# Assignment
Filter these entries down to lines holding "true".

# Records from a dataset

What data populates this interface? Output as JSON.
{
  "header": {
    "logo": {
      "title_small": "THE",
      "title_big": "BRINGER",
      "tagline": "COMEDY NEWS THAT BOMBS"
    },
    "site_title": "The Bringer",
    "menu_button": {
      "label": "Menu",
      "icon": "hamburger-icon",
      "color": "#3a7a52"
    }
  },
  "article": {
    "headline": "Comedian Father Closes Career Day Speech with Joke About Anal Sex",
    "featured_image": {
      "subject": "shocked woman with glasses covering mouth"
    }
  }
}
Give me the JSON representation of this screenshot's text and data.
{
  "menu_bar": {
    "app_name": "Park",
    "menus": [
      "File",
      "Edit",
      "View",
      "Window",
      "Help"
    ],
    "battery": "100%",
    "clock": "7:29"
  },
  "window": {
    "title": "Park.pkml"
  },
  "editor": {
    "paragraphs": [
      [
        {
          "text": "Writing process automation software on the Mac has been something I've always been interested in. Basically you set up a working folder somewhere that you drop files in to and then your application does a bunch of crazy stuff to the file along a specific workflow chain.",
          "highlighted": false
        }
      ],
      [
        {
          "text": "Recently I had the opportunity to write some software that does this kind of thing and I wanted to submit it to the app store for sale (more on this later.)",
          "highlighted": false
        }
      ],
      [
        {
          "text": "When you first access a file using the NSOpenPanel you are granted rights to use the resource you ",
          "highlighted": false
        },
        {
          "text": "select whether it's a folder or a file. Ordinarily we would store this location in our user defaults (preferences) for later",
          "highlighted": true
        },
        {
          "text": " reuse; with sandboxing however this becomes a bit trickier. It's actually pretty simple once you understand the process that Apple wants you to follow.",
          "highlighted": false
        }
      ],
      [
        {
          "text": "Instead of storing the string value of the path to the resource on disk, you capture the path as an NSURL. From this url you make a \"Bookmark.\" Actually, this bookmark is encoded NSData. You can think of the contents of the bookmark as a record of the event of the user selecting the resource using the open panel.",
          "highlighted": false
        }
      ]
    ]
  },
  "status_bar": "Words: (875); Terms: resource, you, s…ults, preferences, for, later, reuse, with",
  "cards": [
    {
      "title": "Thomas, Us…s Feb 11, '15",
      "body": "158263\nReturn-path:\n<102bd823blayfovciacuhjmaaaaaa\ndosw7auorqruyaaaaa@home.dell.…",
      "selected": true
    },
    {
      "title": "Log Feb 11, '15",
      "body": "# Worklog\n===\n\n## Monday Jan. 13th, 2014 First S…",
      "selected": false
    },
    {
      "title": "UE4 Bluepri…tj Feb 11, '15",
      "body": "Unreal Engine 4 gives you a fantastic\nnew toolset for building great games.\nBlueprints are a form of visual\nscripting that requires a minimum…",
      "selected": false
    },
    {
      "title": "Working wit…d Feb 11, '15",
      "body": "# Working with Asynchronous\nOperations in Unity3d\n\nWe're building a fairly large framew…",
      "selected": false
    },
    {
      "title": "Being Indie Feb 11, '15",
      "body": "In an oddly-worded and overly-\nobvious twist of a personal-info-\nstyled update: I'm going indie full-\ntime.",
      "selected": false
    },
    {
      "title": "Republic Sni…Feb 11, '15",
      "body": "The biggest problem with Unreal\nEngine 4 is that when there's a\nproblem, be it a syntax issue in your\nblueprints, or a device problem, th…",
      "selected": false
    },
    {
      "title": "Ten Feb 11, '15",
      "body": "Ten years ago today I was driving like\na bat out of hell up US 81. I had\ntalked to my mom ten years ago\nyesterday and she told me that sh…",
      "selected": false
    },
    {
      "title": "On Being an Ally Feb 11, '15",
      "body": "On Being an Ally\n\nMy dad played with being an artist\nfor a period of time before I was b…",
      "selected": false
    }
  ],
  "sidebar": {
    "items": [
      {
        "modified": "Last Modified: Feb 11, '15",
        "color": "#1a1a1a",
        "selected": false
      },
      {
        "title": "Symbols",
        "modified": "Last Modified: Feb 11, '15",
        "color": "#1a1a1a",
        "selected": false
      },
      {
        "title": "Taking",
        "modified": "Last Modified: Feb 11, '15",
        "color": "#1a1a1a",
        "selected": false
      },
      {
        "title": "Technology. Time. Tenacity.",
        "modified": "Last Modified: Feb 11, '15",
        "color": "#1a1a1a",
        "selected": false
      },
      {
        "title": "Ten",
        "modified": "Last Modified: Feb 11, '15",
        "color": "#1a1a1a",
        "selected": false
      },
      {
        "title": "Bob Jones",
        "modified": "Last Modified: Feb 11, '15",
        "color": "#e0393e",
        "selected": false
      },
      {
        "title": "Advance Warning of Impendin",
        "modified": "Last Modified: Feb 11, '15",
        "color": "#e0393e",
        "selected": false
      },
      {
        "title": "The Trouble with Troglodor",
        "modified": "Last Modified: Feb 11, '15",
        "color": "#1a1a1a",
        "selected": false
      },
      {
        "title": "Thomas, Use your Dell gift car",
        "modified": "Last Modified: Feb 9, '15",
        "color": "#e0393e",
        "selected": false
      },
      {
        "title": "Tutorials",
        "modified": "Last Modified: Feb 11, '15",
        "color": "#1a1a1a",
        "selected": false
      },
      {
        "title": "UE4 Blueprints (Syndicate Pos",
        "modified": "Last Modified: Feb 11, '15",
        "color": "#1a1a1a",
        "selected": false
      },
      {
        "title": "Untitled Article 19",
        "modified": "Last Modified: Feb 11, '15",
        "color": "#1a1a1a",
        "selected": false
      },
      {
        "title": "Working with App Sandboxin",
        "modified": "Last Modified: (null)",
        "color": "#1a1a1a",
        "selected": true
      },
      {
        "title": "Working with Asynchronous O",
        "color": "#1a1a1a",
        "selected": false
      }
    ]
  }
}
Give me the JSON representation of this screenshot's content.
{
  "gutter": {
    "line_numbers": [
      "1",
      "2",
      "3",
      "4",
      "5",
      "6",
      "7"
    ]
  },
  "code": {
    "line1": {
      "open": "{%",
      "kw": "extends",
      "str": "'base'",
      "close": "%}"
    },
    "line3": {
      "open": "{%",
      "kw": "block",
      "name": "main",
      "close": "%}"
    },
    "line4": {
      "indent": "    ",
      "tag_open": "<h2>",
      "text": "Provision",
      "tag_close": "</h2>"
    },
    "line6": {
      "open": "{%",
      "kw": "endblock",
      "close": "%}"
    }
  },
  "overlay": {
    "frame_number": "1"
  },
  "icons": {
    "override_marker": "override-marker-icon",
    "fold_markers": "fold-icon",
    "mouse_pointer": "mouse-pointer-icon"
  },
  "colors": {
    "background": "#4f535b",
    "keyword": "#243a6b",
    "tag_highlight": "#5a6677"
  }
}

# Completed exercise
          "highlighted": true
      "selected": true
        "selected": true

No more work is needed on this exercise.